ScriptFaze was started in 2008, soon after completing a script I wrote called “Mean Fort Green.” An urban thriller set in Brooklyn in 1983, I’d pulled out all the stops with this one & dug deep into my own childhood and local Brooklyn lore to get it done... The script caught the attention of a producer’s assistant at a company called Raygun Films (now rebranded as Newmarket Entertainment) and entered into a long and grueling development process, during which I rewrote the script five times, all for free, as is the custom with non-WGA writers just starting out. Then--the company moved to a foreign presales financing model--and the script was dumped from their slate. Ouch!
It was a low moment, but a few great things came from it. I met my first manager, Ryan Lewis, after someone at Raygun passed ‘Mean’ on to him. Ryan repped me & my gaggle of projects over the next five years, and through him my fledgling career was born. In the wake of ‘Mean,’ I also felt an incredible urge to write down all that I had been through and document it so that I’d have it as a guide for the future. When I wrote the first draft of ‘Mean,’ I was still a total newbie, just finishing up an MFA at UCLA and with zero real world writing or development experience. The screenplay might have faltered, but I had learned a ton after three years of development--and this initial ‘journaling’ of my experiences bore the foundations of ScriptFaze.

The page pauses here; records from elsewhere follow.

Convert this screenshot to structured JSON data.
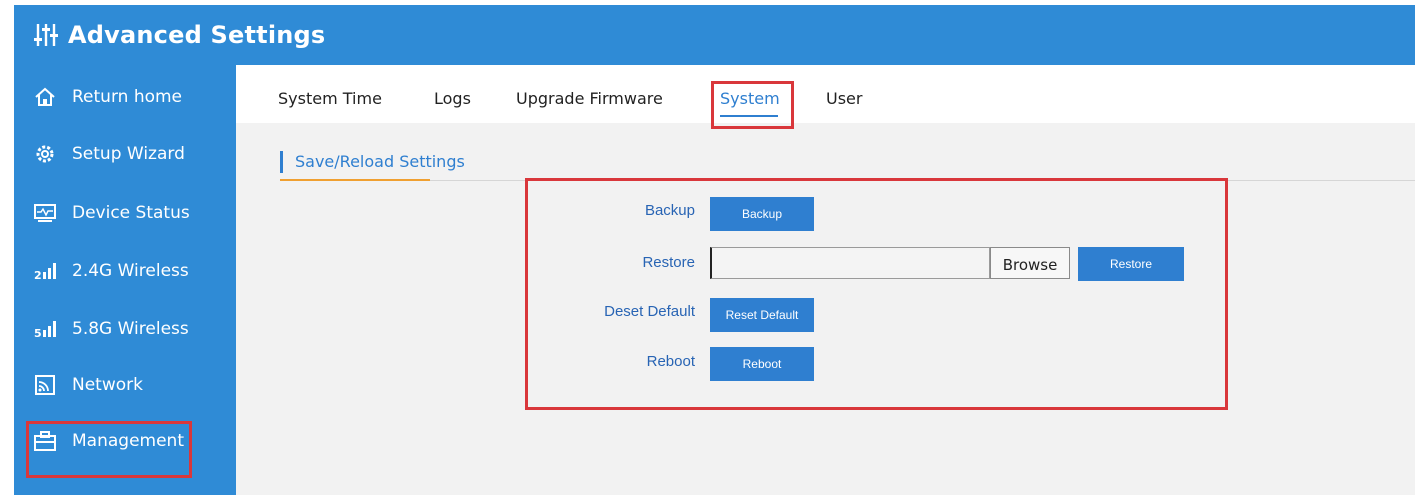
{
  "header": {
    "title": "Advanced Settings",
    "icon": "sliders-icon"
  },
  "sidebar": {
    "items": [
      {
        "label": "Return home",
        "icon": "home-icon"
      },
      {
        "label": "Setup Wizard",
        "icon": "gear-icon"
      },
      {
        "label": "Device Status",
        "icon": "monitor-icon"
      },
      {
        "label": "2.4G Wireless",
        "icon": "signal-2g-icon"
      },
      {
        "label": "5.8G Wireless",
        "icon": "signal-5g-icon"
      },
      {
        "label": "Network",
        "icon": "network-icon"
      },
      {
        "label": "Management",
        "icon": "toolbox-icon"
      }
    ]
  },
  "tabs": [
    {
      "label": "System Time"
    },
    {
      "label": "Logs"
    },
    {
      "label": "Upgrade Firmware"
    },
    {
      "label": "System",
      "active": true
    },
    {
      "label": "User"
    }
  ],
  "section": {
    "title": "Save/Reload Settings"
  },
  "form": {
    "backup": {
      "label": "Backup",
      "button": "Backup"
    },
    "restore": {
      "label": "Restore",
      "browse": "Browse",
      "button": "Restore",
      "file_value": ""
    },
    "reset": {
      "label": "Deset Default",
      "button": "Reset Default"
    },
    "reboot": {
      "label": "Reboot",
      "button": "Reboot"
    }
  },
  "colors": {
    "primary": "#2f8bd6",
    "accent": "#2f7fd0",
    "highlight": "#d9373b",
    "background": "#f2f2f2"
  }
}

In the past years, I’ve been amazed at how many people have discovered ScriptFaze & found it useful. There were periods of time where I neglected the site, caught up in my own life and projects. But every week, the view count grew, ScriptFaze articles reached the top of numerous Google searches, and I’d hear screenwriters reference the site without knowing I’d created it. What a trip. Truly, though--I’m thrilled the site has been helpful to folks, and I promise to work even harder to respond to questions, post new articles, and make sure that the site stays informative and up to date with the needs of screenwriters. Thank you so much for reading, and most importantly--HAPPY WRITING!